2006 | dir: Justin Lin | 104 m
It’s easy to conceive of a universe where The Fast and The Furious franchise simply dissipated into the ether like a puff of exhaust from the tailpipe of a 1970 Dodge Charger. The Fast and the Furious: Tokyo Drift had all the hallmarks of a direct-to-video release and a total lack of any confidence in its success on the part of Universal. With none of the stars from the first two films returning, Tokyo Drift appeared to be an attempt by a major Hollywood studio to capitalize on whatever shred of popularity they could sink their greedy little claws into. On paper, it seemed to be a Fast and The Furious movie in name only: it featured all new characters in an all-new setting with a narrative completely divorced from the movies that had proceeded it. All signs pointed to Universal trying to squeeze the last few drops of profitability from a (at the time semi-) recognizable brand name before discarding its desiccated rinds into the gutter like so much scrap metal.

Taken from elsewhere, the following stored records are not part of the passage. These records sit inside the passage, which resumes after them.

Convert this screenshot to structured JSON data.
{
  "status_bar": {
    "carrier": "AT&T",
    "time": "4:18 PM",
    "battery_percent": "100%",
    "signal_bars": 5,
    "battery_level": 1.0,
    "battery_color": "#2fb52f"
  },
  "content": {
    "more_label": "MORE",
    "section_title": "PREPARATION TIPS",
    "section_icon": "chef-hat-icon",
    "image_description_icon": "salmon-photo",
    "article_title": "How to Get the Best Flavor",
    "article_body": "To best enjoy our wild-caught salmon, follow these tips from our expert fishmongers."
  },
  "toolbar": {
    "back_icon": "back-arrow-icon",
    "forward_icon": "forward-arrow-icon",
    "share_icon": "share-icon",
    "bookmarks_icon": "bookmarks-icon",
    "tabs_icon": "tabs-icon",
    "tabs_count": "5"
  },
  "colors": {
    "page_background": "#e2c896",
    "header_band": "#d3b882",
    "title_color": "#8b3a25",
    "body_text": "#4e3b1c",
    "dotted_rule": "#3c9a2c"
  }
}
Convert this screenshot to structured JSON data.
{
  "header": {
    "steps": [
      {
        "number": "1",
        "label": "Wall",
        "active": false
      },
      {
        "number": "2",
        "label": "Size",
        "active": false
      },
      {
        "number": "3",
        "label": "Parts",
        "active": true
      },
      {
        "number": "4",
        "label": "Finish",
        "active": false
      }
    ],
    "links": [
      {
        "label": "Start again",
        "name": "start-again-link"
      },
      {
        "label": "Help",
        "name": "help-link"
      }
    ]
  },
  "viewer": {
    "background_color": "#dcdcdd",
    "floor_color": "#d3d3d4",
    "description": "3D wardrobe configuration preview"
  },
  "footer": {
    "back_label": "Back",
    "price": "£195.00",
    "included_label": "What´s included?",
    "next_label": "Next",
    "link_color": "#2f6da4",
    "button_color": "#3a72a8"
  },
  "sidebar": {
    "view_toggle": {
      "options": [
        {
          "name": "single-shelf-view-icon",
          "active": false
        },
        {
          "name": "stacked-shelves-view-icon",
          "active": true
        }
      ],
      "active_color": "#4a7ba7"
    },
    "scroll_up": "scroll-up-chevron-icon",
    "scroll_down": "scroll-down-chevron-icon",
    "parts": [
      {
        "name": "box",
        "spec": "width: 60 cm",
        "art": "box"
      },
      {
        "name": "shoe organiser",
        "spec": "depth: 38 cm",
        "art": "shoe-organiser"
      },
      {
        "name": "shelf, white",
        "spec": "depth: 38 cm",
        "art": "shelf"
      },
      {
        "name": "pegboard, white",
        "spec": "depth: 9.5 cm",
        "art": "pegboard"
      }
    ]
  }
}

Tokyo Drift might very well have sealed the series’ fate as a string of unrelated D-list, bargain-bin fare were it not for one unanticipated variable: director Justin Lin.
At the time he was tapped to helm Tokyo Drift, Lin had five directing credits to his name, only three of which were feature-length, and only one of which would likely to have been known by any Western audiences, the oft-overlooked Annapolis (which I highly recommend you check out). Annapolis and Tokyo Drift were likely intended as auditions by studios to see if the director could handle a lower-risk, mid-budget movie before being given the reigns on something with larger price tag attached. This is similar to the way Christopher Nolan was handed the Insomnia remake or Zack Snyder was given the Dawn of the Dead remake essentially to prove they had the chops to manage a project of a certain size.